**TASK DETAILS**. Report each line below that carries the word "Mary".

[Excerpts from a dataset]
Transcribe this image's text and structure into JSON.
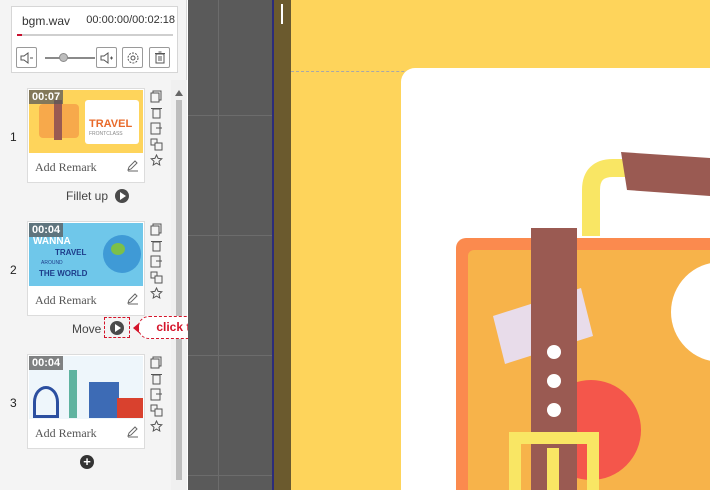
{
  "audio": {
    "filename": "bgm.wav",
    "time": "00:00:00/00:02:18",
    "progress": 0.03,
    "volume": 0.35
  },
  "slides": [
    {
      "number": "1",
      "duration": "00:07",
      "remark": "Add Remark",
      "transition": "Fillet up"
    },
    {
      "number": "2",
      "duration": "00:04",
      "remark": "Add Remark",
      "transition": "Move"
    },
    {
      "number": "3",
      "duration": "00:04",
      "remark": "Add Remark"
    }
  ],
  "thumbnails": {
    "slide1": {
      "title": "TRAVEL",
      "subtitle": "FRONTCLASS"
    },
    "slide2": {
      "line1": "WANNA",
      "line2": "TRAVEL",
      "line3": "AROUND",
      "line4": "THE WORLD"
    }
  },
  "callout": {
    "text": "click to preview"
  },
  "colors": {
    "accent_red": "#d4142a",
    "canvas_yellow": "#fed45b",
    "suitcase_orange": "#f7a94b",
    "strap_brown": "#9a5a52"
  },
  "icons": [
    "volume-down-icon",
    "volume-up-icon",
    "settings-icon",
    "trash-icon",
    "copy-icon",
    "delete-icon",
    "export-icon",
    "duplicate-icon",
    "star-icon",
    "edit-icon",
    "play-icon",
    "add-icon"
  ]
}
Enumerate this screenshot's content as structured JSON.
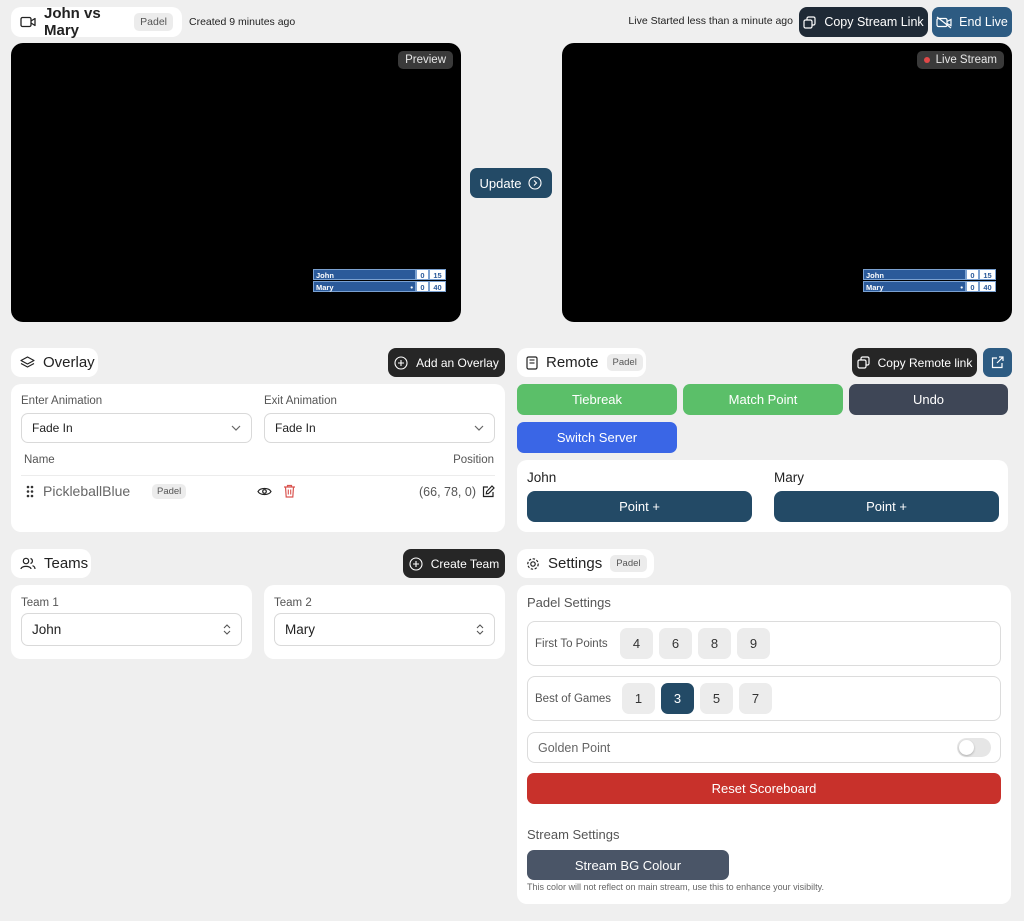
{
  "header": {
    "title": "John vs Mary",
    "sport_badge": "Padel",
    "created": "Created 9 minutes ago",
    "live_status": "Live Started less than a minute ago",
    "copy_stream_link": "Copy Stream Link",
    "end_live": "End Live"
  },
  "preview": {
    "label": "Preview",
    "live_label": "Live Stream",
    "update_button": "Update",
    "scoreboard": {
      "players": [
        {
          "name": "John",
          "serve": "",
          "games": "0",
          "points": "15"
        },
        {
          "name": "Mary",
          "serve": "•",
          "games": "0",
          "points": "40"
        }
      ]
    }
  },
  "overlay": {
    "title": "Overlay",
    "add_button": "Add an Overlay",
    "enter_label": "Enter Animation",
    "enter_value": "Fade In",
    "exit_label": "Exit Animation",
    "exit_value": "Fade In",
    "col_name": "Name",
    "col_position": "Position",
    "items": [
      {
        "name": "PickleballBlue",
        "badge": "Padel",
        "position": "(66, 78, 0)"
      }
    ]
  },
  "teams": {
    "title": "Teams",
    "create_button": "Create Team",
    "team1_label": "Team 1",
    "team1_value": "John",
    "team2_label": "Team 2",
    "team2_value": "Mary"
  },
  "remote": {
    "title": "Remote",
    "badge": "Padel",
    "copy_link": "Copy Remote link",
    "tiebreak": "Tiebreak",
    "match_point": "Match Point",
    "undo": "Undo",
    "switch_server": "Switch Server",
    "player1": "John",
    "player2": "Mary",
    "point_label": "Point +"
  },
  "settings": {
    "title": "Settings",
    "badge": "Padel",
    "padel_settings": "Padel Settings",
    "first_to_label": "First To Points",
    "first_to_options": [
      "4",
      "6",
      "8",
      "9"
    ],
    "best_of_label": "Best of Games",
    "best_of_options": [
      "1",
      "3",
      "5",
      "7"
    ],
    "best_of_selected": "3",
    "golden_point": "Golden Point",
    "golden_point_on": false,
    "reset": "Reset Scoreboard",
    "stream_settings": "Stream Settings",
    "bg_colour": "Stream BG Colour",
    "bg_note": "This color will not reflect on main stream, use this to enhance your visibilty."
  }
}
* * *
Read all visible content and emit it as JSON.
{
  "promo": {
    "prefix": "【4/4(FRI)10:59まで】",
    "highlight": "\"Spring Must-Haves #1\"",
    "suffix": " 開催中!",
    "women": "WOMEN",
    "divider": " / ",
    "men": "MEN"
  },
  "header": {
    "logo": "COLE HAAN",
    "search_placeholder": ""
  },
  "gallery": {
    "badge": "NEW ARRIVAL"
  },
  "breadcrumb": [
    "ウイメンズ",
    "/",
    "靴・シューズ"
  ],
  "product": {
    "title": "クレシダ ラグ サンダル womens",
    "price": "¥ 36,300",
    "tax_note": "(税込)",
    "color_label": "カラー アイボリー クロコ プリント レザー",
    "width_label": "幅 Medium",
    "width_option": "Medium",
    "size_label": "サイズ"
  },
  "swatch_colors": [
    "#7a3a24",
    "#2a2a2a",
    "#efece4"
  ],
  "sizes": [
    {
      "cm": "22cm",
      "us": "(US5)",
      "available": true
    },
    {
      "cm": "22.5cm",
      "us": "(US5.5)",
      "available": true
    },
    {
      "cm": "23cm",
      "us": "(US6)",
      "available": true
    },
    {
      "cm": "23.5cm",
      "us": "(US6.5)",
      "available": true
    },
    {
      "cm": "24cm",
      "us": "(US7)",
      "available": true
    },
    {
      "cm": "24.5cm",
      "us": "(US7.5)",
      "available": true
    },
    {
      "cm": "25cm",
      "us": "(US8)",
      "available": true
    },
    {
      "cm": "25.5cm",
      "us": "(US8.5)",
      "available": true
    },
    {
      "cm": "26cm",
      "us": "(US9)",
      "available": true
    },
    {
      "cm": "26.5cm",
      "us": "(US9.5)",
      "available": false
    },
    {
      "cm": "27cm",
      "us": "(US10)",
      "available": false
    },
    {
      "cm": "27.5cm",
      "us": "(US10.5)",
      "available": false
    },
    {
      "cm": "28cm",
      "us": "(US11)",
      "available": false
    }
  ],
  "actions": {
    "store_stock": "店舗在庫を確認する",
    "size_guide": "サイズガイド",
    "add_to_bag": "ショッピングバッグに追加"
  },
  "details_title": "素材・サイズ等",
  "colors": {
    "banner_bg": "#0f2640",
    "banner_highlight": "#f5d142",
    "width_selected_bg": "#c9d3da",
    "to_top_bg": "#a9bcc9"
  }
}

**TASK SOLUTION**.
    "title": "John vs Mary",
          "name": "Mary",
    "team2_value": "Mary"
    "player2": "Mary",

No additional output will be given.